Secret documents reveal more than 1,000 targets of U.S. and British surveillance in recent years, including the office of an Israeli prime minister and heads of international aid organizations.
Hedge fund billionaire William Ackman is facing pressure as his bet against nutrition company Herbalife enters its second year.
If you're putting off going to the mall for holiday shopping, maybe you should stay home, and shop online naked.
Commentators react to the president's remarks about his low poll numbers.
The Constitution is a straightforward document — and yet we seem to have thrown it out the window with the Affordable Care Act, says Rick Santelli.
A Fed official says the U.S. central bank's decision to taper was premature given high unemployment and low inflation.
The 11th-hour moves include a barrage of emails broadcasting drastic promotions, including half-off discounts on all merchandise.
He argues that new measures are good politics but a bad idea now.
The president also declines to comment specifically on Edward Snowden's situation.
Faced with a growing backlash from entertainers and others responding to a documentary film claiming mistreatment of whales, SeaWorld bought full-page ads in newspapers nationwide Friday to call the accounts inaccurate and paint its employees as "true animal advocates."
He says what Phil Robertson did was "courageous," like Rosa Parks.
The president says his goal is to be nicer to the White House press corps.
He points to December's enrollment as evidence that the ACA rollout is going more smoothly.
As it bleeds red ink, BlackBerry is turning to a familiar name to help staunch its losses.

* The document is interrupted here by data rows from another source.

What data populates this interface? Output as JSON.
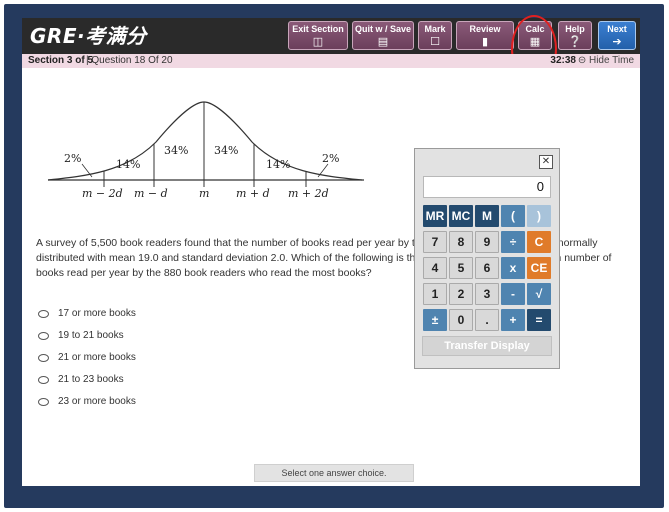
{
  "app": {
    "logo": "GRE·考满分"
  },
  "toolbar": {
    "exit_section": "Exit Section",
    "quit_save": "Quit w / Save",
    "mark": "Mark",
    "review": "Review",
    "calc": "Calc",
    "help": "Help",
    "next": "Next"
  },
  "status": {
    "section": "Section 3 of 5",
    "question": "Question 18 Of 20",
    "timer": "32:38",
    "hide_time": "Hide Time"
  },
  "figure": {
    "percents": [
      "2%",
      "14%",
      "34%",
      "34%",
      "14%",
      "2%"
    ],
    "tick_labels": [
      "m − 2d",
      "m − d",
      "m",
      "m + d",
      "m + 2d"
    ]
  },
  "question": {
    "text": "A survey of 5,500 book readers found that the number of books read per year by the readers was approximately normally distributed with mean 19.0 and standard deviation 2.0. Which of the following is the best estimate of the minimum number of books read per year by the 880 book readers who read the most books?",
    "options": [
      "17 or more books",
      "19 to 21 books",
      "21 or more books",
      "21 to 23 books",
      "23 or more books"
    ],
    "hint": "Select one answer choice."
  },
  "calculator": {
    "close": "✕",
    "display": "0",
    "keys": [
      [
        "MR",
        "MC",
        "M",
        "(",
        ")"
      ],
      [
        "7",
        "8",
        "9",
        "÷",
        "C"
      ],
      [
        "4",
        "5",
        "6",
        "x",
        "CE"
      ],
      [
        "1",
        "2",
        "3",
        "-",
        "√"
      ],
      [
        "±",
        "0",
        ".",
        "+",
        "="
      ]
    ],
    "transfer": "Transfer Display"
  },
  "colors": {
    "frame": "#253a5e",
    "topbar": "#2a2a2a",
    "toolbar_button": "#7a4b69",
    "next_button": "#2f6fc0",
    "status_bar": "#f1d9e3",
    "calc_dark": "#234a6e",
    "calc_orange": "#e07b2a",
    "highlight_circle": "#e02020"
  },
  "icons": {
    "exit_section": "door-icon",
    "quit_save": "save-icon",
    "mark": "checkbox-icon",
    "review": "bookmark-icon",
    "calc": "calculator-icon",
    "help": "question-icon",
    "next": "arrow-right-icon",
    "hide_time": "minus-circle-icon"
  }
}
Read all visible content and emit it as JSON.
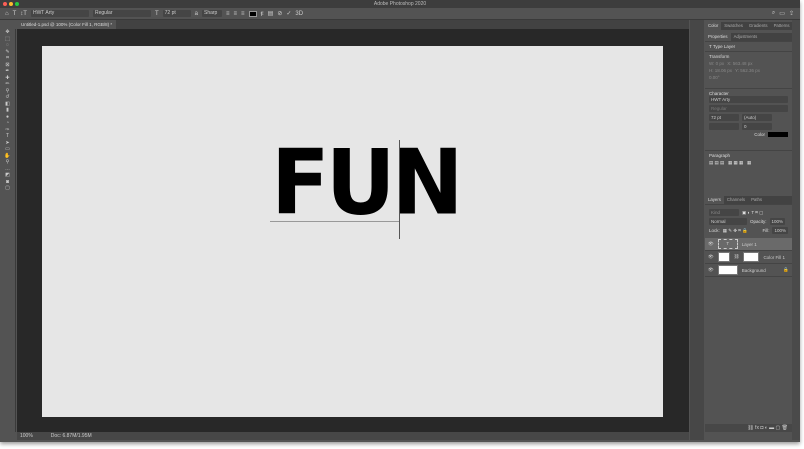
{
  "app": {
    "title": "Adobe Photoshop 2020"
  },
  "options": {
    "font_family": "HWT Arty",
    "font_style": "Regular",
    "font_size": "72 pt",
    "antialias": "Sharp",
    "text_color": "#000000"
  },
  "document": {
    "tab": "Untitled-1.psd @ 100% (Color Fill 1, RGB/8) *",
    "text": "FUN",
    "bg": "#e6e6e6"
  },
  "status": {
    "zoom": "100%",
    "doc": "Doc: 6.87M/1.95M"
  },
  "color_panel": {
    "tabs": [
      "Color",
      "Swatches",
      "Gradients",
      "Patterns"
    ]
  },
  "properties": {
    "tabs": [
      "Properties",
      "Adjustments"
    ],
    "type_label": "Type Layer",
    "transform": {
      "title": "Transform",
      "w": "W: 0 px",
      "x": "X: 563.48 px",
      "h": "H: 18.06 px",
      "y": "Y: 562.36 px",
      "angle": "0.00°"
    },
    "character": {
      "title": "Character",
      "font": "HWT Arty",
      "style": "Regular",
      "size": "72 pt",
      "leading": "(Auto)",
      "tracking": "0",
      "color_label": "Color"
    },
    "paragraph": {
      "title": "Paragraph"
    }
  },
  "layers": {
    "tabs": [
      "Layers",
      "Channels",
      "Paths"
    ],
    "kind": "Kind",
    "blend": "Normal",
    "opacity_label": "Opacity:",
    "opacity": "100%",
    "lock_label": "Lock:",
    "fill_label": "Fill:",
    "fill": "100%",
    "items": [
      {
        "name": "Layer 1"
      },
      {
        "name": "Color Fill 1"
      },
      {
        "name": "Background"
      }
    ]
  }
}
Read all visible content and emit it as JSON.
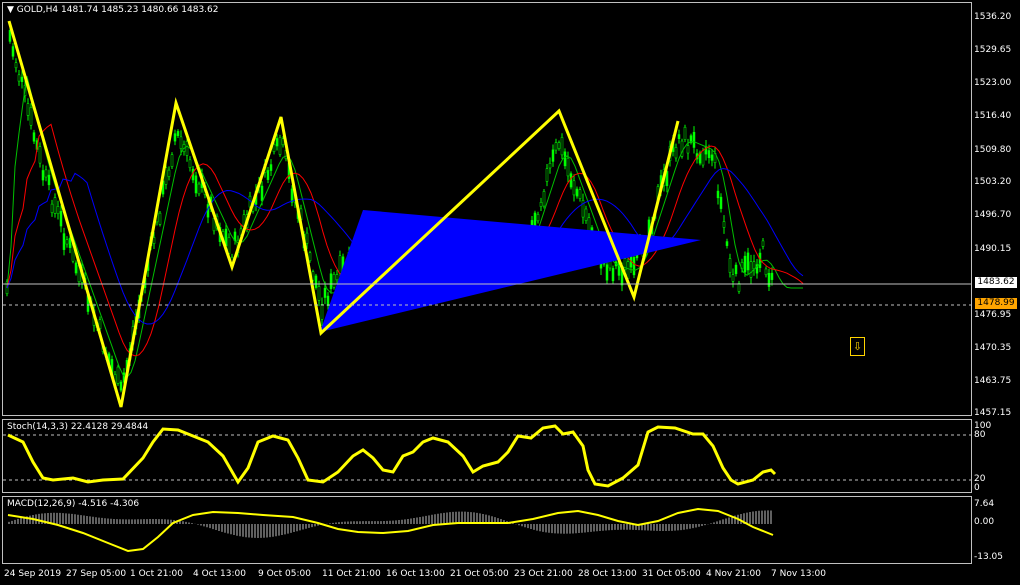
{
  "chart_header": {
    "menu_icon": "triangle-down-icon",
    "symbol": "GOLD,H4",
    "ohlc": "1481.74 1485.23 1480.66 1483.62"
  },
  "price_scale": [
    "1536.20",
    "1529.65",
    "1523.00",
    "1516.40",
    "1509.80",
    "1503.20",
    "1496.70",
    "1490.15",
    "1476.95",
    "1470.35",
    "1463.75",
    "1457.15"
  ],
  "current_price": "1483.62",
  "marker_price": "1478.99",
  "stoch": {
    "title": "Stoch(14,3,3) 22.4128 29.4844",
    "scale": [
      "100",
      "80",
      "20",
      "0"
    ]
  },
  "macd": {
    "title": "MACD(12,26,9) -4.516 -4.306",
    "scale": [
      "7.64",
      "0.00",
      "-13.05"
    ]
  },
  "time_labels": [
    "24 Sep 2019",
    "27 Sep 05:00",
    "1 Oct 21:00",
    "4 Oct 13:00",
    "9 Oct 05:00",
    "11 Oct 21:00",
    "16 Oct 13:00",
    "21 Oct 05:00",
    "23 Oct 21:00",
    "28 Oct 13:00",
    "31 Oct 05:00",
    "4 Nov 21:00",
    "7 Nov 13:00"
  ],
  "colors": {
    "background": "#000000",
    "candles": "#00ff00",
    "zigzag": "#ffff00",
    "triangle": "#0000ff",
    "ma_fast": "#00c000",
    "ma_mid": "#ff0000",
    "ma_slow": "#0000ff",
    "stoch_line": "#ffff00",
    "macd_signal": "#ffff00",
    "macd_hist": "#c0c0c0",
    "marker_tag": "#ffa500"
  },
  "sell_arrow": {
    "icon": "down-arrow-icon",
    "glyph": "⇩"
  }
}
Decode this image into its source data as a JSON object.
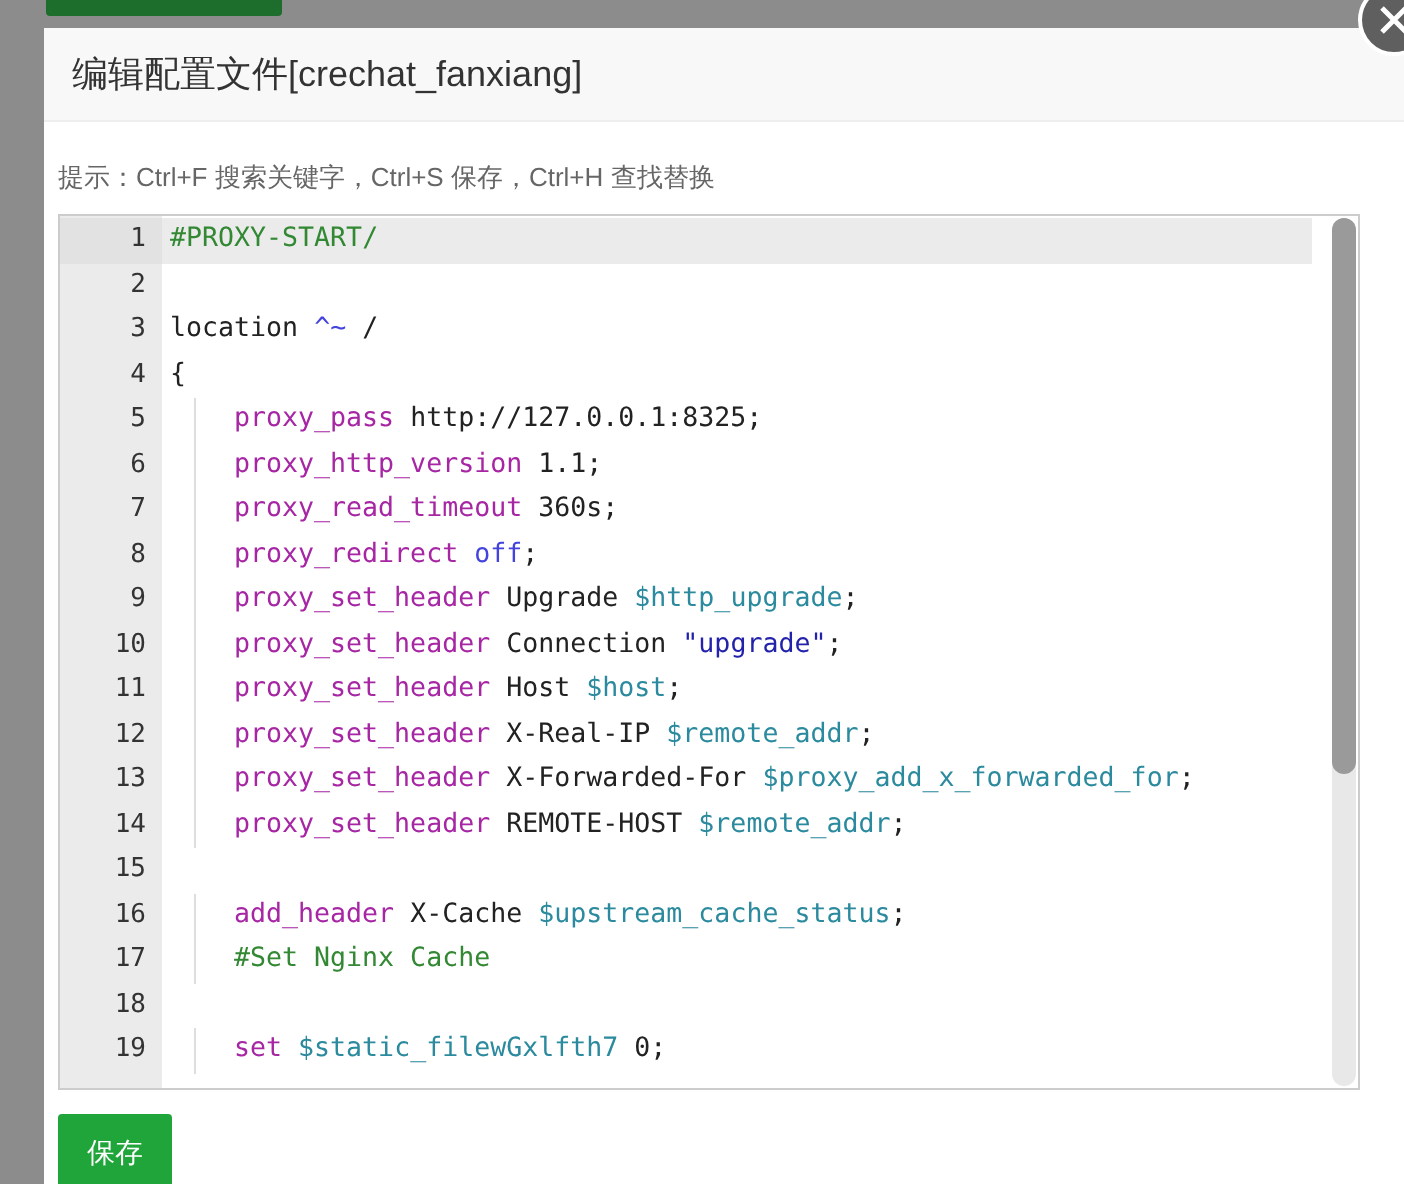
{
  "dialog": {
    "title": "编辑配置文件[crechat_fanxiang]",
    "hint": "提示：Ctrl+F 搜索关键字，Ctrl+S 保存，Ctrl+H 查找替换",
    "editor": {
      "lines": [
        {
          "number": "1",
          "selected": true,
          "tokens": [
            {
              "kind": "comment",
              "text": "#PROXY-START/"
            }
          ]
        },
        {
          "number": "2",
          "selected": false
        },
        {
          "number": "3",
          "selected": false,
          "tokens": [
            {
              "kind": "plain",
              "text": "location "
            },
            {
              "kind": "atom",
              "text": "^~"
            },
            {
              "kind": "plain",
              "text": " /"
            }
          ]
        },
        {
          "number": "4",
          "selected": false,
          "tokens": [
            {
              "kind": "plain",
              "text": "{"
            }
          ]
        },
        {
          "number": "5",
          "selected": false,
          "indent": true,
          "tokens": [
            {
              "kind": "keyword",
              "text": "proxy_pass"
            },
            {
              "kind": "plain",
              "text": " http://127.0.0.1:8325;"
            }
          ]
        },
        {
          "number": "6",
          "selected": false,
          "indent": true,
          "tokens": [
            {
              "kind": "keyword",
              "text": "proxy_http_version"
            },
            {
              "kind": "plain",
              "text": " 1.1;"
            }
          ]
        },
        {
          "number": "7",
          "selected": false,
          "indent": true,
          "tokens": [
            {
              "kind": "keyword",
              "text": "proxy_read_timeout"
            },
            {
              "kind": "plain",
              "text": " 360s;"
            }
          ]
        },
        {
          "number": "8",
          "selected": false,
          "indent": true,
          "tokens": [
            {
              "kind": "keyword",
              "text": "proxy_redirect "
            },
            {
              "kind": "atom",
              "text": "off"
            },
            {
              "kind": "plain",
              "text": ";"
            }
          ]
        },
        {
          "number": "9",
          "selected": false,
          "indent": true,
          "tokens": [
            {
              "kind": "keyword",
              "text": "proxy_set_header"
            },
            {
              "kind": "plain",
              "text": " Upgrade "
            },
            {
              "kind": "variable",
              "text": "$http_upgrade"
            },
            {
              "kind": "plain",
              "text": ";"
            }
          ]
        },
        {
          "number": "10",
          "selected": false,
          "indent": true,
          "tokens": [
            {
              "kind": "keyword",
              "text": "proxy_set_header"
            },
            {
              "kind": "plain",
              "text": " Connection "
            },
            {
              "kind": "string",
              "text": "\"upgrade\""
            },
            {
              "kind": "plain",
              "text": ";"
            }
          ]
        },
        {
          "number": "11",
          "selected": false,
          "indent": true,
          "tokens": [
            {
              "kind": "keyword",
              "text": "proxy_set_header"
            },
            {
              "kind": "plain",
              "text": " Host "
            },
            {
              "kind": "variable",
              "text": "$host"
            },
            {
              "kind": "plain",
              "text": ";"
            }
          ]
        },
        {
          "number": "12",
          "selected": false,
          "indent": true,
          "tokens": [
            {
              "kind": "keyword",
              "text": "proxy_set_header"
            },
            {
              "kind": "plain",
              "text": " X-Real-IP "
            },
            {
              "kind": "variable",
              "text": "$remote_addr"
            },
            {
              "kind": "plain",
              "text": ";"
            }
          ]
        },
        {
          "number": "13",
          "selected": false,
          "indent": true,
          "tokens": [
            {
              "kind": "keyword",
              "text": "proxy_set_header"
            },
            {
              "kind": "plain",
              "text": " X-Forwarded-For "
            },
            {
              "kind": "variable",
              "text": "$proxy_add_x_forwarded_for"
            },
            {
              "kind": "plain",
              "text": ";"
            }
          ]
        },
        {
          "number": "14",
          "selected": false,
          "indent": true,
          "tokens": [
            {
              "kind": "keyword",
              "text": "proxy_set_header"
            },
            {
              "kind": "plain",
              "text": " REMOTE-HOST "
            },
            {
              "kind": "variable",
              "text": "$remote_addr"
            },
            {
              "kind": "plain",
              "text": ";"
            }
          ]
        },
        {
          "number": "15",
          "selected": false
        },
        {
          "number": "16",
          "selected": false,
          "indent": true,
          "tokens": [
            {
              "kind": "keyword",
              "text": "add_header"
            },
            {
              "kind": "plain",
              "text": " X-Cache "
            },
            {
              "kind": "variable",
              "text": "$upstream_cache_status"
            },
            {
              "kind": "plain",
              "text": ";"
            }
          ]
        },
        {
          "number": "17",
          "selected": false,
          "indent": true,
          "tokens": [
            {
              "kind": "comment",
              "text": "#Set Nginx Cache"
            }
          ]
        },
        {
          "number": "18",
          "selected": false
        },
        {
          "number": "19",
          "selected": false,
          "indent": true,
          "tokens": [
            {
              "kind": "keyword",
              "text": "set "
            },
            {
              "kind": "variable",
              "text": "$static_filewGxlfth7"
            },
            {
              "kind": "plain",
              "text": " 0;"
            }
          ]
        }
      ]
    },
    "save_button": "保存"
  }
}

"If I was interested in polling, I wouldn't have run for president," he tells reporters.